Removing hardened asphalt from a stream bed is a slow process.

A six-man team from EAP of Atlasburg, Pa., is working at the mouth of a small drainage stream, where it meets the Allegheny River.

The asphalt was spilled on Monday from a tanker truck owned by Vestal Asphalt, of Vestal, N.Y., after an accident on Route 59, just west of the Kinzua Dam.

With shovels, spud bars and their hands, the crew peels the black substance from the rocks and places it in garbage bags.

One worker then hauls the bag to the top of the bank and another piles it on a large plastic tarp in a staging area.

Larry Osten, who works from the company’s Titusville office, said, “It’s still rubbery, but it comes right up.”

Before the crew could begin, they placed two six-inch plastic pipes in the stream above Route 59 to divert the water to another drainage.

Osten said for the time being, the work is all by hand. He expects at some point to bring in equipment to help with removing the asphalt.

That, he said, is dependent on approval from government agencies.

“When government agencies give us the go-ahead, we’ll go ahead,” he said.

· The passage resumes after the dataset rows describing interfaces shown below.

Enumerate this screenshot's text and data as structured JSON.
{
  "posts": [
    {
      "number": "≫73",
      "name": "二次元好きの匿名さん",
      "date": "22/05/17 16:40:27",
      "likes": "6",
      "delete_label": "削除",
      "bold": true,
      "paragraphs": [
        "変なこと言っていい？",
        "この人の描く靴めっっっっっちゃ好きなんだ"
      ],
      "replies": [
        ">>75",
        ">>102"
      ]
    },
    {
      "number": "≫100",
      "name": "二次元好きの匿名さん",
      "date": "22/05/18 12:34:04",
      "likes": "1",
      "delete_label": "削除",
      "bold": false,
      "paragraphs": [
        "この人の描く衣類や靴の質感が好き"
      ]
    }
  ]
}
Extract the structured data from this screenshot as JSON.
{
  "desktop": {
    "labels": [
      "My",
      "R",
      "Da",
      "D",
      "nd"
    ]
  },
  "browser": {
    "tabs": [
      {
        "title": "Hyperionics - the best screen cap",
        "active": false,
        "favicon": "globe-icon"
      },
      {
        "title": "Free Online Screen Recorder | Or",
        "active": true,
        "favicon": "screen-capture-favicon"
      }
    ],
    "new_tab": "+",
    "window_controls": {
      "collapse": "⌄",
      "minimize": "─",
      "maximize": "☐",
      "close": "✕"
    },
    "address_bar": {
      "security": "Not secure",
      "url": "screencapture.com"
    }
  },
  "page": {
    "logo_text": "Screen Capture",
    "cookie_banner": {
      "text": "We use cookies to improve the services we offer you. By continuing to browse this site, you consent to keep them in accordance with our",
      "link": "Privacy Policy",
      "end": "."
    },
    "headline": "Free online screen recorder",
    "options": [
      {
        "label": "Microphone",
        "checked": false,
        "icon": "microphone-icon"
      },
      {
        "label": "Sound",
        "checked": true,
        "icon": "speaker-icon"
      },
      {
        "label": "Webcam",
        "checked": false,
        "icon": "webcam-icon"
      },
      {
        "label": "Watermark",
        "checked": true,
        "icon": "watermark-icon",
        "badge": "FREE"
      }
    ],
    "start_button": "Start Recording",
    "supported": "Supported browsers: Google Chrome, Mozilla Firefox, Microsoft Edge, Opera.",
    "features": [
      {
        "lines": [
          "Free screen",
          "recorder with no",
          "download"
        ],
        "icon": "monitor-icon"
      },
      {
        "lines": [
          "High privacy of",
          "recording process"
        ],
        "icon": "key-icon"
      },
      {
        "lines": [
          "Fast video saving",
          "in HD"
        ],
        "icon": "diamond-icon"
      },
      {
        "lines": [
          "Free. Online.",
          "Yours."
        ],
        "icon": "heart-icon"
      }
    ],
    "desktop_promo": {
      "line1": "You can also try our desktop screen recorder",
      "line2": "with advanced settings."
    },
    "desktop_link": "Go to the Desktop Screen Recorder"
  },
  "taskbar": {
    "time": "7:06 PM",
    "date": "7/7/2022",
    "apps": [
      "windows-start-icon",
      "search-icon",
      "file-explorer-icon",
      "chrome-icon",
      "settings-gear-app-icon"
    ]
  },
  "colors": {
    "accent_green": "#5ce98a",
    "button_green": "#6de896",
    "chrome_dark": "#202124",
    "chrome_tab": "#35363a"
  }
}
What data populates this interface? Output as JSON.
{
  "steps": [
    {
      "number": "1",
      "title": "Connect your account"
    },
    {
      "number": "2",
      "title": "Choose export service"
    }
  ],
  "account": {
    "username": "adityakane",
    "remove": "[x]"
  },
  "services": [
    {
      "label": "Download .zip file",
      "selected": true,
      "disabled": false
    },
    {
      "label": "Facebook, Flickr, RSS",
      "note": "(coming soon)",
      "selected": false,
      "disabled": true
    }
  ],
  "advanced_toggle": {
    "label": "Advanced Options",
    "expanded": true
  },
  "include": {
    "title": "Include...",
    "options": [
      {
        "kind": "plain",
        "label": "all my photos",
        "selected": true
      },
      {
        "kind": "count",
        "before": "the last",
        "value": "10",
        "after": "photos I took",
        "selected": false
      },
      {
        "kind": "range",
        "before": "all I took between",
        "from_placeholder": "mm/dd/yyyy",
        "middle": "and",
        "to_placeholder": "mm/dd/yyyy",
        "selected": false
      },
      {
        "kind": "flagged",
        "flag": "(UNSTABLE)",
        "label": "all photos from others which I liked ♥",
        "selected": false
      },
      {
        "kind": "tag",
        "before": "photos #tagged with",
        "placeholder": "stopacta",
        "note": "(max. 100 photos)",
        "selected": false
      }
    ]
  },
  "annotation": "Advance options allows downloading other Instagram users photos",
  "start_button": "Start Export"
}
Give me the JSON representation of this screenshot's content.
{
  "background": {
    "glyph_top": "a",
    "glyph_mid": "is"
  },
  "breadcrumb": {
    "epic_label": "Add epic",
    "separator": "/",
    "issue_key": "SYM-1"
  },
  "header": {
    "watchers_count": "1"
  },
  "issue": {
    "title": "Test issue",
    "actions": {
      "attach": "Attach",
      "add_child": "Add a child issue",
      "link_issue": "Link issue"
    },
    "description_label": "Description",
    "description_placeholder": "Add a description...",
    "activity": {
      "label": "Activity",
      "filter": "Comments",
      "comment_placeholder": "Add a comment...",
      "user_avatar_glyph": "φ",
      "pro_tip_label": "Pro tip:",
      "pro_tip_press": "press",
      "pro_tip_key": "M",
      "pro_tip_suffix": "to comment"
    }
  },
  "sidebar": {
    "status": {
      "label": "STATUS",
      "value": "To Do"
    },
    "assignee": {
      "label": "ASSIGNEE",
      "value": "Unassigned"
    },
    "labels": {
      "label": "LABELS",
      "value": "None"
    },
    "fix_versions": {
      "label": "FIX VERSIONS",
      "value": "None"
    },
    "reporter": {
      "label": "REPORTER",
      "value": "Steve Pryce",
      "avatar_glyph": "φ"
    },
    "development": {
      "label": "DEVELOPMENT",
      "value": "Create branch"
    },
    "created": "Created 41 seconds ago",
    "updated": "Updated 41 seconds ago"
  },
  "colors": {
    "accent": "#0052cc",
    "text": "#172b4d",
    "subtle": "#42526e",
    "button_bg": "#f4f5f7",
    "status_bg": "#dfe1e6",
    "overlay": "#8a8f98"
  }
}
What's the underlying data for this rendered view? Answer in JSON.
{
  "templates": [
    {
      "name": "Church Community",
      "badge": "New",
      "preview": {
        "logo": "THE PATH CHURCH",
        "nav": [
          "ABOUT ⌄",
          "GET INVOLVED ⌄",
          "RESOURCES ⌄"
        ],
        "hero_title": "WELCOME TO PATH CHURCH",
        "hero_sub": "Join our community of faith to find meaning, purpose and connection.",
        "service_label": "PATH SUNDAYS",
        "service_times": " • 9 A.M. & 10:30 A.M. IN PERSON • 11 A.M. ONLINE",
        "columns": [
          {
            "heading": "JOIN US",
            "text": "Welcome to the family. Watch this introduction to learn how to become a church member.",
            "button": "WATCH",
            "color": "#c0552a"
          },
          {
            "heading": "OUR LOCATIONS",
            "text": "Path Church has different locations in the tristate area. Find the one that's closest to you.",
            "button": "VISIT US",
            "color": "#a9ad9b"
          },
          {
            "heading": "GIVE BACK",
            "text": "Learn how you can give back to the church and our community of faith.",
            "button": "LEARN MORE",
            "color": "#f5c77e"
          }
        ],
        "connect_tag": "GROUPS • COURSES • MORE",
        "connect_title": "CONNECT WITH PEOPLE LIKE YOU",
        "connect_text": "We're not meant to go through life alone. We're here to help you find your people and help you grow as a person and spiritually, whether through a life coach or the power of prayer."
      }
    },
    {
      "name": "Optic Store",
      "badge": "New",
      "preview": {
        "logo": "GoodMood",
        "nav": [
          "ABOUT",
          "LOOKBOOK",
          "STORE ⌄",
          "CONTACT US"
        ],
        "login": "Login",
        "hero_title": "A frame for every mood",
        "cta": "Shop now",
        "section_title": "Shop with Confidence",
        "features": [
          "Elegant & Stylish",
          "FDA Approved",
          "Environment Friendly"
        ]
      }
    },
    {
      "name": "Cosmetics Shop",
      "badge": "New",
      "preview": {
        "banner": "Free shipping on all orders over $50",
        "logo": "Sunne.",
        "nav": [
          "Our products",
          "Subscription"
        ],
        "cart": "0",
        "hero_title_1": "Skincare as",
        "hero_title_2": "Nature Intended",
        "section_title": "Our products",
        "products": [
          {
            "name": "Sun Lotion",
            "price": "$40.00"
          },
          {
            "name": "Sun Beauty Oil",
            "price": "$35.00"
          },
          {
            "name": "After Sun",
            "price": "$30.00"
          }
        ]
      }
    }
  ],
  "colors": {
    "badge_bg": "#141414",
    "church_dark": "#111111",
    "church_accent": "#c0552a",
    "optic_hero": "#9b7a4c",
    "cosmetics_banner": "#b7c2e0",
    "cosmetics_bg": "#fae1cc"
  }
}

Kathy Mohney, executive assistant to the Allegheny National Forest supervisor, said, “Our involvement at the clean-up site has included laying out the corridor near the spill site for the contracted clean-up crew, and surveying the area for resource impacts should larger equipment be necessary. The party responsible for the accident is also responsible for contracting the clean-up crew so we are not involved in that aspect, although both DEP (state Department of Environmental Protection), as the regulatory agency, and the ANF, as the landowner, regulations must be followed by the contractors.”

Friday afternoon, a state police spokesperson said there was no new information as to the cause of the accident.